WHAT IS EXPECTED: Would you repeat the listing below verbatim and drop the images?

==================================================

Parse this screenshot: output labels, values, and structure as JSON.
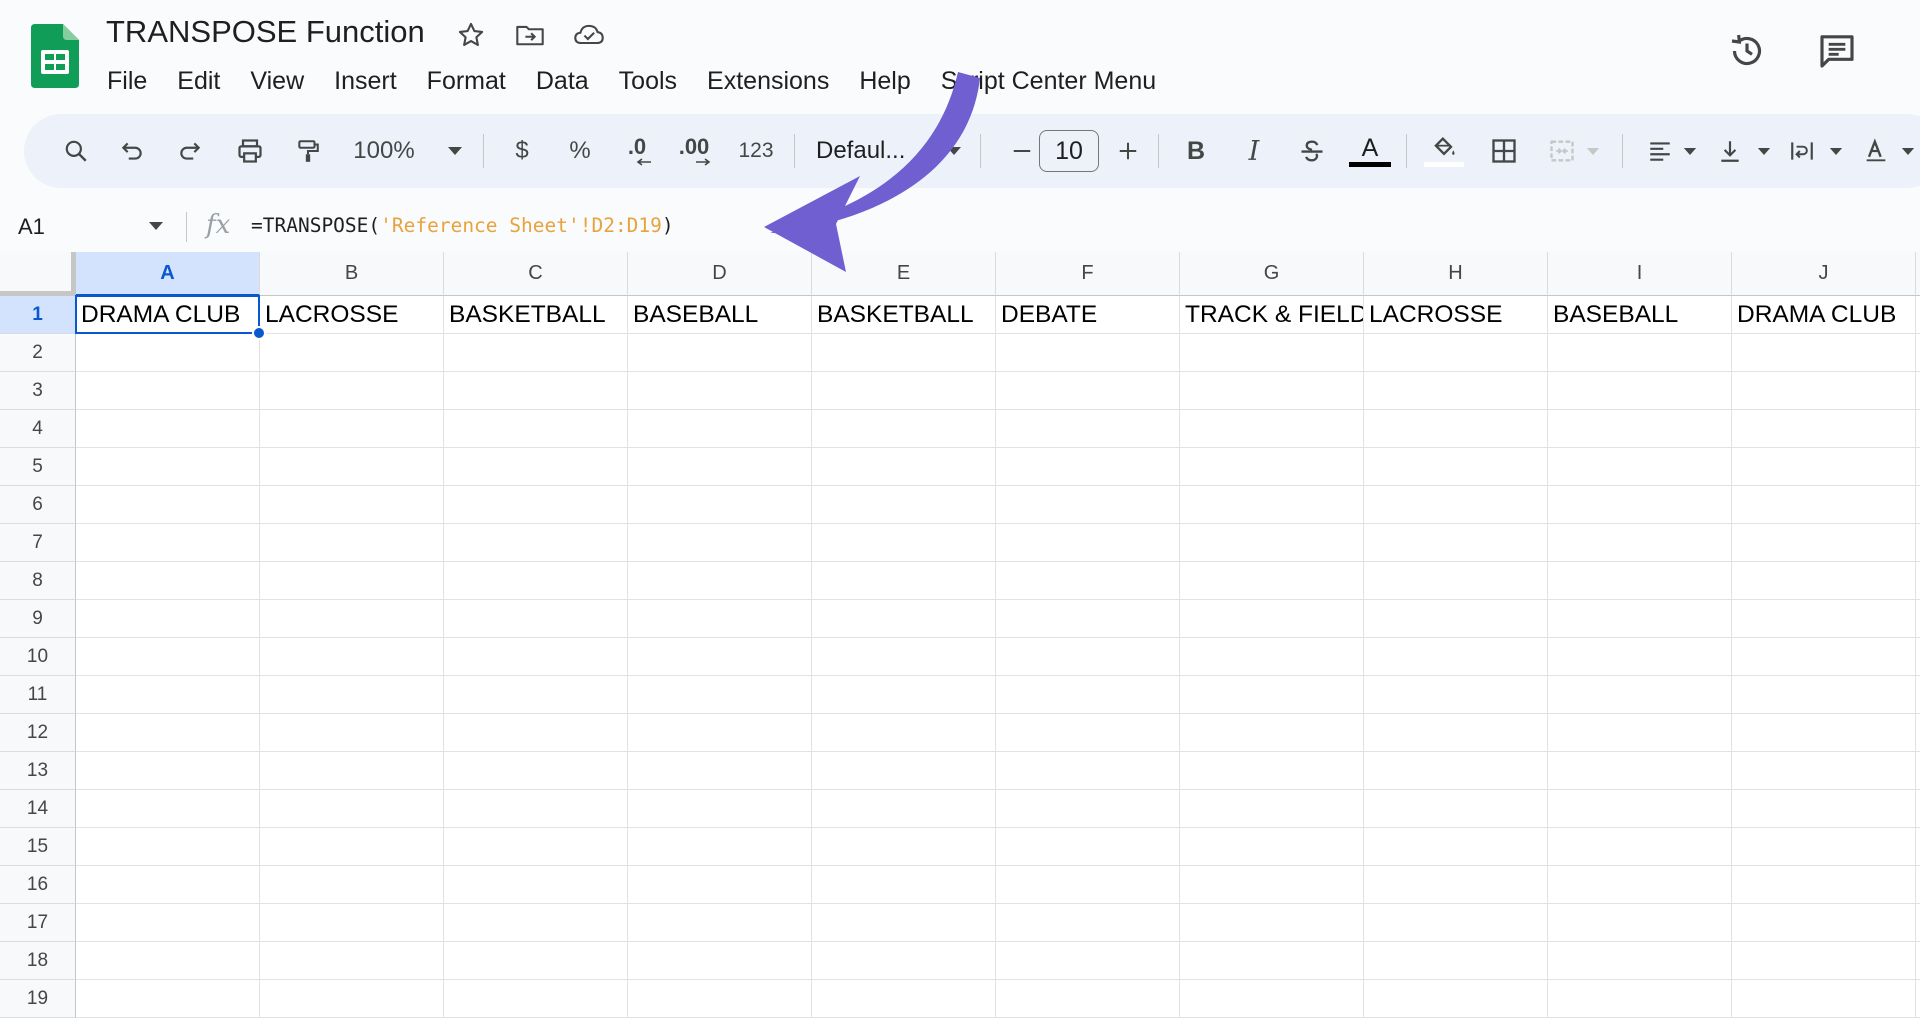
{
  "app": {
    "title": "TRANSPOSE Function"
  },
  "menu": [
    "File",
    "Edit",
    "View",
    "Insert",
    "Format",
    "Data",
    "Tools",
    "Extensions",
    "Help",
    "Script Center Menu"
  ],
  "toolbar": {
    "zoom": "100%",
    "currency_label": "$",
    "percent_label": "%",
    "decrease_decimal_label": ".0",
    "increase_decimal_label": ".00",
    "number_format_label": "123",
    "font_name": "Defaul...",
    "font_size": "10",
    "bold_label": "B",
    "italic_label": "I",
    "text_color_label": "A"
  },
  "formula_bar": {
    "cell_ref": "A1",
    "formula_prefix": "=TRANSPOSE(",
    "formula_ref": "'Reference Sheet'!D2:D19",
    "formula_suffix": ")"
  },
  "grid": {
    "columns": [
      "A",
      "B",
      "C",
      "D",
      "E",
      "F",
      "G",
      "H",
      "I",
      "J"
    ],
    "rows": [
      "1",
      "2",
      "3",
      "4",
      "5",
      "6",
      "7",
      "8",
      "9",
      "10",
      "11",
      "12",
      "13",
      "14",
      "15",
      "16",
      "17",
      "18",
      "19"
    ],
    "selected_cell": "A1",
    "row1_values": [
      "DRAMA CLUB",
      "LACROSSE",
      "BASKETBALL",
      "BASEBALL",
      "BASKETBALL",
      "DEBATE",
      "TRACK & FIELD",
      "LACROSSE",
      "BASEBALL",
      "DRAMA CLUB"
    ]
  },
  "colors": {
    "accent": "#0b57d0",
    "selection_header": "#d3e3fd",
    "toolbar_bg": "#edf2fa",
    "annotation_arrow": "#6f5fd0",
    "sheets_green": "#0f9d58",
    "formula_ref": "#e8a33c"
  },
  "icons": {
    "logo": "google-sheets-logo",
    "title_icons": [
      "star-icon",
      "move-to-folder-icon",
      "cloud-saved-icon"
    ],
    "right_icons": [
      "version-history-icon",
      "comments-icon"
    ]
  }
}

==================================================

RESPONSE BELOW:
Parse this screenshot: output labels, values, and structure as JSON.
{
  "app": {
    "title": "TRANSPOSE Function"
  },
  "menu": [
    "File",
    "Edit",
    "View",
    "Insert",
    "Format",
    "Data",
    "Tools",
    "Extensions",
    "Help",
    "Script Center Menu"
  ],
  "toolbar": {
    "zoom": "100%",
    "currency_label": "$",
    "percent_label": "%",
    "decrease_decimal_label": ".0",
    "increase_decimal_label": ".00",
    "number_format_label": "123",
    "font_name": "Defaul...",
    "font_size": "10",
    "bold_label": "B",
    "italic_label": "I",
    "text_color_label": "A"
  },
  "formula_bar": {
    "cell_ref": "A1",
    "formula_prefix": "=TRANSPOSE(",
    "formula_ref": "'Reference Sheet'!D2:D19",
    "formula_suffix": ")"
  },
  "grid": {
    "columns": [
      "A",
      "B",
      "C",
      "D",
      "E",
      "F",
      "G",
      "H",
      "I",
      "J"
    ],
    "rows": [
      "1",
      "2",
      "3",
      "4",
      "5",
      "6",
      "7",
      "8",
      "9",
      "10",
      "11",
      "12",
      "13",
      "14",
      "15",
      "16",
      "17",
      "18",
      "19"
    ],
    "selected_cell": "A1",
    "row1_values": [
      "DRAMA CLUB",
      "LACROSSE",
      "BASKETBALL",
      "BASEBALL",
      "BASKETBALL",
      "DEBATE",
      "TRACK & FIELD",
      "LACROSSE",
      "BASEBALL",
      "DRAMA CLUB"
    ]
  },
  "colors": {
    "accent": "#0b57d0",
    "selection_header": "#d3e3fd",
    "toolbar_bg": "#edf2fa",
    "annotation_arrow": "#6f5fd0",
    "sheets_green": "#0f9d58",
    "formula_ref": "#e8a33c"
  },
  "icons": {
    "logo": "google-sheets-logo",
    "title_icons": [
      "star-icon",
      "move-to-folder-icon",
      "cloud-saved-icon"
    ],
    "right_icons": [
      "version-history-icon",
      "comments-icon"
    ]
  }
}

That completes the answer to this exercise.